Records from a data source:
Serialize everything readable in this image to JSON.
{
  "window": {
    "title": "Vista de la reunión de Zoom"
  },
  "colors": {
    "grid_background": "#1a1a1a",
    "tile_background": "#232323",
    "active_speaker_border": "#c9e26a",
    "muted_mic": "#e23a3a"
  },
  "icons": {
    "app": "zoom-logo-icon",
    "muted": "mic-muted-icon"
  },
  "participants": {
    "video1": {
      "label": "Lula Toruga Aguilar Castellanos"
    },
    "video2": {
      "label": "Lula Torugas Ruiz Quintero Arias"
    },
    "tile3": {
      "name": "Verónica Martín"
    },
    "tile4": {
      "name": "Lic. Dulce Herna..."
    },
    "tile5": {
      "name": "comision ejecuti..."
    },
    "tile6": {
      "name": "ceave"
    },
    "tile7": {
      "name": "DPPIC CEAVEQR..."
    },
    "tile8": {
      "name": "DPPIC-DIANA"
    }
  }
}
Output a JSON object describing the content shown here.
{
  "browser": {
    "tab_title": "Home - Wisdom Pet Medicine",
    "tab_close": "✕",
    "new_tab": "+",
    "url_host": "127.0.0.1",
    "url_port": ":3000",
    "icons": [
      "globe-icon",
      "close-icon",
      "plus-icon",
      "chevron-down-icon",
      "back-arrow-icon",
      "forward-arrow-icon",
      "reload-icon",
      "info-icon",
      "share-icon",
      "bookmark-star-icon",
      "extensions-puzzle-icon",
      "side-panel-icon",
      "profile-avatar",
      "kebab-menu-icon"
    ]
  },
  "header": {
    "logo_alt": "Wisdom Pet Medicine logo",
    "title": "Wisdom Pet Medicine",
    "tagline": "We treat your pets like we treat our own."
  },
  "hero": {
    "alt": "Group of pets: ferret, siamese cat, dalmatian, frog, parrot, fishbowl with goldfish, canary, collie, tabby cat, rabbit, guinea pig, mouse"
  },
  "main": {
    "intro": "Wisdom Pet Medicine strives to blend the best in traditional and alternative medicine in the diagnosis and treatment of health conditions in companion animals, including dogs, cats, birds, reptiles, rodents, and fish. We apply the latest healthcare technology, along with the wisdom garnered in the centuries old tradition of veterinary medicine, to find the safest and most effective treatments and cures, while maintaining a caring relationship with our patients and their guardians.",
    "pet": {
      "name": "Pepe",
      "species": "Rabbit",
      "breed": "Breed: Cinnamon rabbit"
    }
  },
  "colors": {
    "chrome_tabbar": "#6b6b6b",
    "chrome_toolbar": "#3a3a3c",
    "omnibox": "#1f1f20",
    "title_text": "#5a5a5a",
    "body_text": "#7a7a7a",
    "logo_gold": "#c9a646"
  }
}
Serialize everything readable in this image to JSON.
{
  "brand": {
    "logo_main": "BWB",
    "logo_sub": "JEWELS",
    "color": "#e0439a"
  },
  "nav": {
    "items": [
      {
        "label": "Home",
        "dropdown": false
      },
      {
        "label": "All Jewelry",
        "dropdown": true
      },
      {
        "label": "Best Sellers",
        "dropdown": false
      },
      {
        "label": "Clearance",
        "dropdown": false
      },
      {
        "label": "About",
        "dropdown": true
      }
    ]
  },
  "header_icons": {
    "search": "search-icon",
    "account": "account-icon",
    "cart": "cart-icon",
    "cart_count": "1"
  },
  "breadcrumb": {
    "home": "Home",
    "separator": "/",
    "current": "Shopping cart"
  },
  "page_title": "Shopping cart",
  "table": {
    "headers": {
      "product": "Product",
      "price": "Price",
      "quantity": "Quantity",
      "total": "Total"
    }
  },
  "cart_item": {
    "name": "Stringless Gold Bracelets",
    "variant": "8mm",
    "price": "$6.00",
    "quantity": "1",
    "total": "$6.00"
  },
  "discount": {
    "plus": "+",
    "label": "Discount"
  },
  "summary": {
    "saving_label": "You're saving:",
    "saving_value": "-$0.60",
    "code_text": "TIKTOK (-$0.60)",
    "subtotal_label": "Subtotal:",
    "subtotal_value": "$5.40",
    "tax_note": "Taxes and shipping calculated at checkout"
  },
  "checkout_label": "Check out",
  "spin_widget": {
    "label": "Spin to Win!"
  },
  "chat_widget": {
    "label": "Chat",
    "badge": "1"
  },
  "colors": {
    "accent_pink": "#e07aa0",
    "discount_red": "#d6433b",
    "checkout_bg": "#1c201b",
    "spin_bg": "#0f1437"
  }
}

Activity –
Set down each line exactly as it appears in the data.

Written answer –
Serialize everything readable in this image to JSON.
{
  "window": {
    "title": "Vista de la reunión de Zoom"
  },
  "colors": {
    "grid_background": "#1a1a1a",
    "tile_background": "#232323",
    "active_speaker_border": "#c9e26a",
    "muted_mic": "#e23a3a"
  },
  "icons": {
    "app": "zoom-logo-icon",
    "muted": "mic-muted-icon"
  },
  "participants": {
    "video1": {
      "label": "Lula Toruga Aguilar Castellanos"
    },
    "video2": {
      "label": "Lula Torugas Ruiz Quintero Arias"
    },
    "tile3": {
      "name": "Verónica Martín"
    },
    "tile4": {
      "name": "Lic. Dulce Herna..."
    },
    "tile5": {
      "name": "comision ejecuti..."
    },
    "tile6": {
      "name": "ceave"
    },
    "tile7": {
      "name": "DPPIC CEAVEQR..."
    },
    "tile8": {
      "name": "DPPIC-DIANA"
    }
  }
}
Output a JSON object describing the content shown here.
{
  "browser": {
    "tab_title": "Home - Wisdom Pet Medicine",
    "tab_close": "✕",
    "new_tab": "+",
    "url_host": "127.0.0.1",
    "url_port": ":3000",
    "icons": [
      "globe-icon",
      "close-icon",
      "plus-icon",
      "chevron-down-icon",
      "back-arrow-icon",
      "forward-arrow-icon",
      "reload-icon",
      "info-icon",
      "share-icon",
      "bookmark-star-icon",
      "extensions-puzzle-icon",
      "side-panel-icon",
      "profile-avatar",
      "kebab-menu-icon"
    ]
  },
  "header": {
    "logo_alt": "Wisdom Pet Medicine logo",
    "title": "Wisdom Pet Medicine",
    "tagline": "We treat your pets like we treat our own."
  },
  "hero": {
    "alt": "Group of pets: ferret, siamese cat, dalmatian, frog, parrot, fishbowl with goldfish, canary, collie, tabby cat, rabbit, guinea pig, mouse"
  },
  "main": {
    "intro": "Wisdom Pet Medicine strives to blend the best in traditional and alternative medicine in the diagnosis and treatment of health conditions in companion animals, including dogs, cats, birds, reptiles, rodents, and fish. We apply the latest healthcare technology, along with the wisdom garnered in the centuries old tradition of veterinary medicine, to find the safest and most effective treatments and cures, while maintaining a caring relationship with our patients and their guardians.",
    "pet": {
      "name": "Pepe",
      "species": "Rabbit",
      "breed": "Breed: Cinnamon rabbit"
    }
  },
  "colors": {
    "chrome_tabbar": "#6b6b6b",
    "chrome_toolbar": "#3a3a3c",
    "omnibox": "#1f1f20",
    "title_text": "#5a5a5a",
    "body_text": "#7a7a7a",
    "logo_gold": "#c9a646"
  }
}
Serialize everything readable in this image to JSON.
{
  "brand": {
    "logo_main": "BWB",
    "logo_sub": "JEWELS",
    "color": "#e0439a"
  },
  "nav": {
    "items": [
      {
        "label": "Home",
        "dropdown": false
      },
      {
        "label": "All Jewelry",
        "dropdown": true
      },
      {
        "label": "Best Sellers",
        "dropdown": false
      },
      {
        "label": "Clearance",
        "dropdown": false
      },
      {
        "label": "About",
        "dropdown": true
      }
    ]
  },
  "header_icons": {
    "search": "search-icon",
    "account": "account-icon",
    "cart": "cart-icon",
    "cart_count": "1"
  },
  "breadcrumb": {
    "home": "Home",
    "separator": "/",
    "current": "Shopping cart"
  },
  "page_title": "Shopping cart",
  "table": {
    "headers": {
      "product": "Product",
      "price": "Price",
      "quantity": "Quantity",
      "total": "Total"
    }
  },
  "cart_item": {
    "name": "Stringless Gold Bracelets",
    "variant": "8mm",
    "price": "$6.00",
    "quantity": "1",
    "total": "$6.00"
  },
  "discount": {
    "plus": "+",
    "label": "Discount"
  },
  "summary": {
    "saving_label": "You're saving:",
    "saving_value": "-$0.60",
    "code_text": "TIKTOK (-$0.60)",
    "subtotal_label": "Subtotal:",
    "subtotal_value": "$5.40",
    "tax_note": "Taxes and shipping calculated at checkout"
  },
  "checkout_label": "Check out",
  "spin_widget": {
    "label": "Spin to Win!"
  },
  "chat_widget": {
    "label": "Chat",
    "badge": "1"
  },
  "colors": {
    "accent_pink": "#e07aa0",
    "discount_red": "#d6433b",
    "checkout_bg": "#1c201b",
    "spin_bg": "#0f1437"
  }
}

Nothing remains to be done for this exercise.